WHAT YOU SHOULD DO – The lines below may contain the word "this". Please count those that do and give the number alone.

RECORDS PROVIDED –
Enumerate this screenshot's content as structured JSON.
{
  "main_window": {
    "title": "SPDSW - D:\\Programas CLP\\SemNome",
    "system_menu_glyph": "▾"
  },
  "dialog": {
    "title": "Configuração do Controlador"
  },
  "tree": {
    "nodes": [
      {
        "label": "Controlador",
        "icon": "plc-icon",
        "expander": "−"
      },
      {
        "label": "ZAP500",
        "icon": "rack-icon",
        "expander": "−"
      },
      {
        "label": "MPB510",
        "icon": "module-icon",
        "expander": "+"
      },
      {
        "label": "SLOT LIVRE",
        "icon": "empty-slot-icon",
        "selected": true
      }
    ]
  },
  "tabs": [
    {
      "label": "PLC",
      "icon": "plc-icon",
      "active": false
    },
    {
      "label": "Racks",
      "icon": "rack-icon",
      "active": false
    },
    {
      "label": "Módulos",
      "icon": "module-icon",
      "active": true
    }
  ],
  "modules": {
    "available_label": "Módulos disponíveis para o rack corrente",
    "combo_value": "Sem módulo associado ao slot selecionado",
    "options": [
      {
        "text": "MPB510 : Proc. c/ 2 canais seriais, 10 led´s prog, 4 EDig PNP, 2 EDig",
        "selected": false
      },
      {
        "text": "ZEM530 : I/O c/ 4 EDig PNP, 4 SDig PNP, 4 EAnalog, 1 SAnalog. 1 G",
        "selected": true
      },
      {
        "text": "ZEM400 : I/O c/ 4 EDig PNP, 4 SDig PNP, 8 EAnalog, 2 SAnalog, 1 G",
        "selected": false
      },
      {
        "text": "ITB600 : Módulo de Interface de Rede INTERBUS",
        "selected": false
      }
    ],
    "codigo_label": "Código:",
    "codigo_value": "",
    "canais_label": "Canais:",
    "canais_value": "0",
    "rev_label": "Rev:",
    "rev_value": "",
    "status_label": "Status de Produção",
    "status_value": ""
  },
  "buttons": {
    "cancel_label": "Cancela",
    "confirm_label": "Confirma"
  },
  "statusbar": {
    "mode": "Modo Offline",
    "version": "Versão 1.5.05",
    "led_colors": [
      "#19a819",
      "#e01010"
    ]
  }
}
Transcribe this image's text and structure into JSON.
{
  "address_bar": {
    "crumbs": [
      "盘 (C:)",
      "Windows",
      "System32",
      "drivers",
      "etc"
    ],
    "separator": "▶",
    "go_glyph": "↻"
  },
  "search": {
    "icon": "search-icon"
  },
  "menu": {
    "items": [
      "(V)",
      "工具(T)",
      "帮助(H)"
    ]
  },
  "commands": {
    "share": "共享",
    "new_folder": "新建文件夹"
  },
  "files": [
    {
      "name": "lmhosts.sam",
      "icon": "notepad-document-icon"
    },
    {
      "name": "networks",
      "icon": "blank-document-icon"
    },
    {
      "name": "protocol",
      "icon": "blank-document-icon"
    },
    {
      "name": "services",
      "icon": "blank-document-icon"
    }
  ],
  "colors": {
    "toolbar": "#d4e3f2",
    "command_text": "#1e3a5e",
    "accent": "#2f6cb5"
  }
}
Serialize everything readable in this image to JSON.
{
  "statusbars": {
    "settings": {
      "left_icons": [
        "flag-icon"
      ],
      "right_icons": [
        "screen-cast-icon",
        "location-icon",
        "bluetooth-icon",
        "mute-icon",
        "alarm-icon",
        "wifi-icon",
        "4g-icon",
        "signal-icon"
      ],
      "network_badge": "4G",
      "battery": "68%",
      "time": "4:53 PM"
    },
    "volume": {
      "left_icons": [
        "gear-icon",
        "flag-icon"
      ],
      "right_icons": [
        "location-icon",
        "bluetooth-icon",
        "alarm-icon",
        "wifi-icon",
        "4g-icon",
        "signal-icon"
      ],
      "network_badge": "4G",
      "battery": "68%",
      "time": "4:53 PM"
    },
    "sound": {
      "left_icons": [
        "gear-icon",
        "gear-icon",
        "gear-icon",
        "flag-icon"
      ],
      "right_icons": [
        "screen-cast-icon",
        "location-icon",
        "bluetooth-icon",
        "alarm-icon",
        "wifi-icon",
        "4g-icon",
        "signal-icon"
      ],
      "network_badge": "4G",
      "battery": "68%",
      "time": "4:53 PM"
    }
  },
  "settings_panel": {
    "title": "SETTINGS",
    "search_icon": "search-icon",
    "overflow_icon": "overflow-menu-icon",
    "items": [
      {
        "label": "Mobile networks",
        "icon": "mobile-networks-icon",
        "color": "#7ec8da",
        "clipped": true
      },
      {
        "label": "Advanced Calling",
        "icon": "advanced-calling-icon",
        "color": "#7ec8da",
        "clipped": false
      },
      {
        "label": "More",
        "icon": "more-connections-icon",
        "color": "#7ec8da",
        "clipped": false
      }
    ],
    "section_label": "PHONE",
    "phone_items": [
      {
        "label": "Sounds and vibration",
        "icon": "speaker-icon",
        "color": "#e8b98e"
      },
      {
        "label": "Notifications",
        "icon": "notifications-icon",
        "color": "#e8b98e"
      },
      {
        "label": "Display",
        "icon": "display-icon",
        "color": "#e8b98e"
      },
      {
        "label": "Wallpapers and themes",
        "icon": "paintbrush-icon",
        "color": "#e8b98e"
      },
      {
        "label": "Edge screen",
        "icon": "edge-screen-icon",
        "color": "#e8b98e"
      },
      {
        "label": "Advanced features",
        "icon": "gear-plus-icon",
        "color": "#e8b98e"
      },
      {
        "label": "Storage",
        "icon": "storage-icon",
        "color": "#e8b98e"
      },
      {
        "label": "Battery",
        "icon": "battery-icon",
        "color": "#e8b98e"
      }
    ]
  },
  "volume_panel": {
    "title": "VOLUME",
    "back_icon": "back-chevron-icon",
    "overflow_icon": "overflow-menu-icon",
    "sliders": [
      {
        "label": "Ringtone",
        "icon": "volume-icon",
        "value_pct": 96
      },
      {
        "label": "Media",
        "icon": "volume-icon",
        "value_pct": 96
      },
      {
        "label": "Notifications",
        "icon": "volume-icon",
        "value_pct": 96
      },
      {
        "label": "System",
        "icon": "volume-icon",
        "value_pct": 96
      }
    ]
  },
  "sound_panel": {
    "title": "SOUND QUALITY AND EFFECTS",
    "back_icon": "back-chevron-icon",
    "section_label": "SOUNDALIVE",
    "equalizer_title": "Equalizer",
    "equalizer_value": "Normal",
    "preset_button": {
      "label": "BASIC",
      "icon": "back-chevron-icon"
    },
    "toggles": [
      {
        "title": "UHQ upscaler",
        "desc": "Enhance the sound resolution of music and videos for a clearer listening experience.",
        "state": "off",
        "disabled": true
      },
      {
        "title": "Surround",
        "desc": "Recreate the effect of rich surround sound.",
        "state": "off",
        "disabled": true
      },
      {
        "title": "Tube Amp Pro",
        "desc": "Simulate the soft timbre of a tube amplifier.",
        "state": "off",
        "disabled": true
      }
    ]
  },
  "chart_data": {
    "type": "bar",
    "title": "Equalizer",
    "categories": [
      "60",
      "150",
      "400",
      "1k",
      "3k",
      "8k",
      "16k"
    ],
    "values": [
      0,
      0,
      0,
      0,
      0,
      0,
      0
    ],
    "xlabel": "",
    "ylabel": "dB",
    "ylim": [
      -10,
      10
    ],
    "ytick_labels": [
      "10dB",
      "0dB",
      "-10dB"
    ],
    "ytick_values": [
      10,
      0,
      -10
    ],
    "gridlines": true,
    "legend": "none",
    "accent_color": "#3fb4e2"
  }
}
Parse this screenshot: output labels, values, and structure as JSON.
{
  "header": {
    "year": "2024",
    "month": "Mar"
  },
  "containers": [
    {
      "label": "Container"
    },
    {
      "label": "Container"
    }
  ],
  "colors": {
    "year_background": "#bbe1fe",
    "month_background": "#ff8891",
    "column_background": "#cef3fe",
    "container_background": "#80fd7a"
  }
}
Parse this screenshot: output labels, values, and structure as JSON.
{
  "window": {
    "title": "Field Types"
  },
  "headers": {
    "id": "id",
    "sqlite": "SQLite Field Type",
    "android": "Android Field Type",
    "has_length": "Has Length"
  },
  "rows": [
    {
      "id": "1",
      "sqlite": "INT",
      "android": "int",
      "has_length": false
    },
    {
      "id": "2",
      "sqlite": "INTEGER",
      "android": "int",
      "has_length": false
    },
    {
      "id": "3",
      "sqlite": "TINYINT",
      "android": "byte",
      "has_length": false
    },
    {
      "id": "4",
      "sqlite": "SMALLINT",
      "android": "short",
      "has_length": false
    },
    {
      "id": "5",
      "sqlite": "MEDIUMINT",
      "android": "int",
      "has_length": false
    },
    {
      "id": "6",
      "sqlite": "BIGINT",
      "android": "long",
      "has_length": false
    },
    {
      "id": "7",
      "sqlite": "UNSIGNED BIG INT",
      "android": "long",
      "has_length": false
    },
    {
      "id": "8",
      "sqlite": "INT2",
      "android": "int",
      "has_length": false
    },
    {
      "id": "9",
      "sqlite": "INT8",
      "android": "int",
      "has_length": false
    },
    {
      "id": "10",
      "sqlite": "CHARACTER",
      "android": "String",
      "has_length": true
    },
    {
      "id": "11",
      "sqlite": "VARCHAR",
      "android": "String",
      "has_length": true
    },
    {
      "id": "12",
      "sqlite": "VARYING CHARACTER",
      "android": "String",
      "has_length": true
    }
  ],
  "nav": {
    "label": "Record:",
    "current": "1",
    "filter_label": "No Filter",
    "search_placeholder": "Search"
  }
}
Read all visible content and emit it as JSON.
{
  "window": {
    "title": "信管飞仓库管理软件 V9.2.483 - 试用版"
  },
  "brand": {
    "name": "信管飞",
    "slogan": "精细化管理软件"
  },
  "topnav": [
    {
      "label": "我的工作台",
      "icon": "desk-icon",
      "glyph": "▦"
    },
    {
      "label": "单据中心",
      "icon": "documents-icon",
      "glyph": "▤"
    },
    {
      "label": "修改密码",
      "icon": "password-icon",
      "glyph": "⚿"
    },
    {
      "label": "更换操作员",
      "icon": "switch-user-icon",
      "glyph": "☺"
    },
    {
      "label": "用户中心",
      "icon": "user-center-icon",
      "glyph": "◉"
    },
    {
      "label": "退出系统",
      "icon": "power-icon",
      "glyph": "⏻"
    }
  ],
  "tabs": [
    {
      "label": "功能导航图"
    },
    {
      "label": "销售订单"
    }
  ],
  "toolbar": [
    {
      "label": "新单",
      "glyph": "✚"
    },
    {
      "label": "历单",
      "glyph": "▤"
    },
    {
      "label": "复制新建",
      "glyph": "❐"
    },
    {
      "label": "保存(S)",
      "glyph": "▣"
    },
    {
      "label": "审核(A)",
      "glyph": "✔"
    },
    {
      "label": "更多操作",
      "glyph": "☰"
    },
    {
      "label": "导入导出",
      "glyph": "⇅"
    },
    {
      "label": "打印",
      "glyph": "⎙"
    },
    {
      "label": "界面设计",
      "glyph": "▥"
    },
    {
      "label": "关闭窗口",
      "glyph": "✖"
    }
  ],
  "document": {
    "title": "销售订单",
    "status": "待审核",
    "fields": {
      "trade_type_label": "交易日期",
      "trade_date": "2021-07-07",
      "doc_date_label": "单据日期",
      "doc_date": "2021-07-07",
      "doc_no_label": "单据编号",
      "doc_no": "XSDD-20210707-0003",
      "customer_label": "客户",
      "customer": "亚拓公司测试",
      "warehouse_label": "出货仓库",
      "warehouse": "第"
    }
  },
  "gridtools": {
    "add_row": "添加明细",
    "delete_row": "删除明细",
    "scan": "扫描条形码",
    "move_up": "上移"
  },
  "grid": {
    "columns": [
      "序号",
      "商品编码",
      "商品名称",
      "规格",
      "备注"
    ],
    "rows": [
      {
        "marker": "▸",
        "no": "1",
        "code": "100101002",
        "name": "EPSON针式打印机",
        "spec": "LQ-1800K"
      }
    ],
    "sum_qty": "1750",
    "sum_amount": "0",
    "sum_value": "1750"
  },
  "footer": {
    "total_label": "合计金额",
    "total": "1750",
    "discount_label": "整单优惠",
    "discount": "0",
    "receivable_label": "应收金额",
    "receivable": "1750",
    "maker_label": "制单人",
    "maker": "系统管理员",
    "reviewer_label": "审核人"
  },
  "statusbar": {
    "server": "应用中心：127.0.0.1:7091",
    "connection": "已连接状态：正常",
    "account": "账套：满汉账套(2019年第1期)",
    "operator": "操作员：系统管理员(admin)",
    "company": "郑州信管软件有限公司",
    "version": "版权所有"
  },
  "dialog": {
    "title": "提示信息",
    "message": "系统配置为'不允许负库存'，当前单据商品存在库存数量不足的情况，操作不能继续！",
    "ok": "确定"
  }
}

REPLY TO THE EXERCISE – 5